The Rise of Western Civilization: The Bodega Years
Ancient Greek “stoas,” meaning “porches,” were built adjacent to open-air markets, creating permanent covered gathering places for the exchange of goods and ideas. Thousands of years later, what New Yorkers know as “bodegas” (literally translated as “warehouses”) carry on the tradition of the Greek stoa, though in a way more suited to the demands of modern life in New York City.
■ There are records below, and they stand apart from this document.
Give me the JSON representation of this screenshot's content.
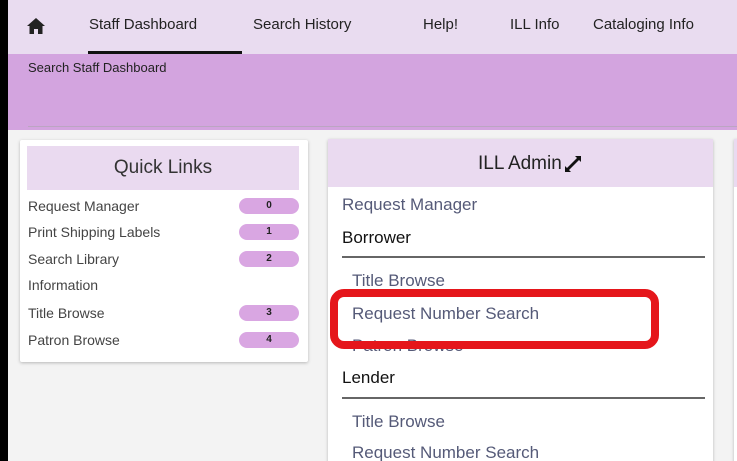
{
  "nav": {
    "home_icon": "home-icon",
    "items": [
      "Staff Dashboard",
      "Search History",
      "Help!",
      "ILL Info",
      "Cataloging Info"
    ],
    "active": "Staff Dashboard"
  },
  "search": {
    "label": "Search Staff Dashboard"
  },
  "quick_links": {
    "title": "Quick Links",
    "items": [
      {
        "label": "Request Manager",
        "badge": "0"
      },
      {
        "label": "Print Shipping Labels",
        "badge": "1"
      },
      {
        "label": "Search Library",
        "label2": "Information",
        "badge": "2"
      },
      {
        "label": "Title Browse",
        "badge": "3"
      },
      {
        "label": "Patron Browse",
        "badge": "4"
      }
    ]
  },
  "ill_admin": {
    "title": "ILL Admin",
    "expand_icon": "expand-icon",
    "top_link": "Request Manager",
    "borrower": {
      "heading": "Borrower",
      "links": [
        "Title Browse",
        "Request Number Search",
        "Patron Browse"
      ]
    },
    "lender": {
      "heading": "Lender",
      "links": [
        "Title Browse",
        "Request Number Search"
      ]
    }
  },
  "colors": {
    "nav_bg": "#e9dcf0",
    "search_band": "#d3a4df",
    "card_header": "#eadaf0",
    "badge": "#d9a6e2",
    "highlight": "#e5161b"
  }
}
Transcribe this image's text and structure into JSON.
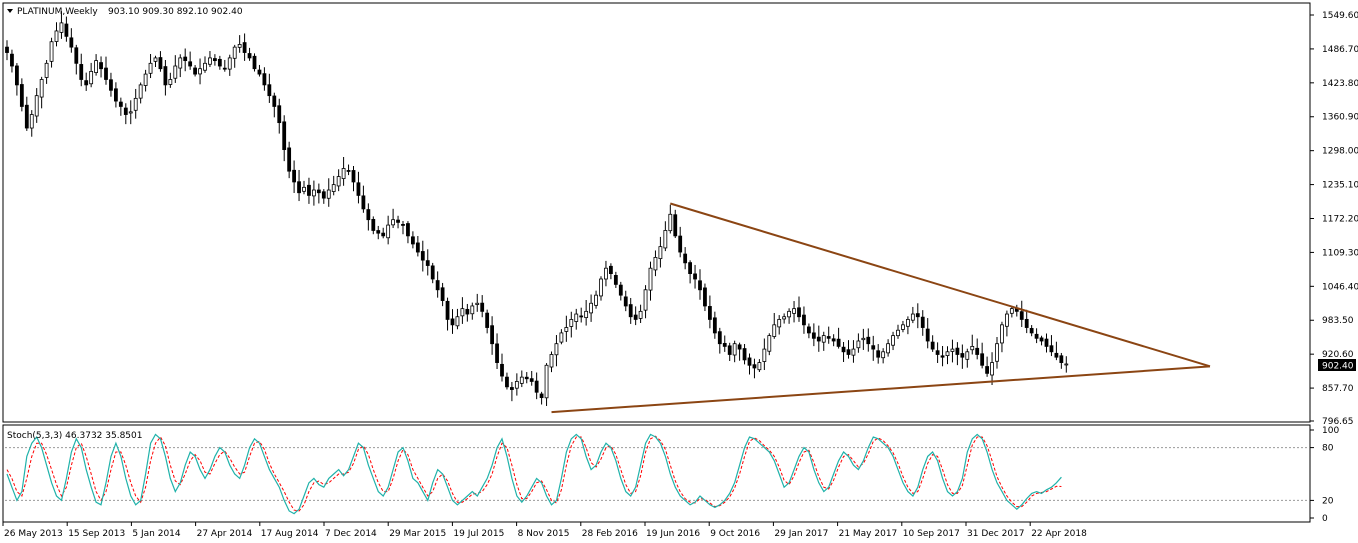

Limited access to real estate and new methods of shipping and storing goods have resulted in a greater diversity of products offered within a smaller space. Indeed, not only are bodegas created in a more condensed form, they are also increasingly ubiquitous, and therefore, ever more convenient. As technology evolves and methods of holding social gatherings bridge both virtual and physical as well as public and private realms, the distance between commerce and private life also begins to collapse.
Therefore bodegas will claim extraneous spaces within residential buildings, allowing people to gather, shop and live in one place. In the perpetual pursuit of convenience, imagine to what end we can perfect the physical requirements of social interaction, consumption and habitation through architecture.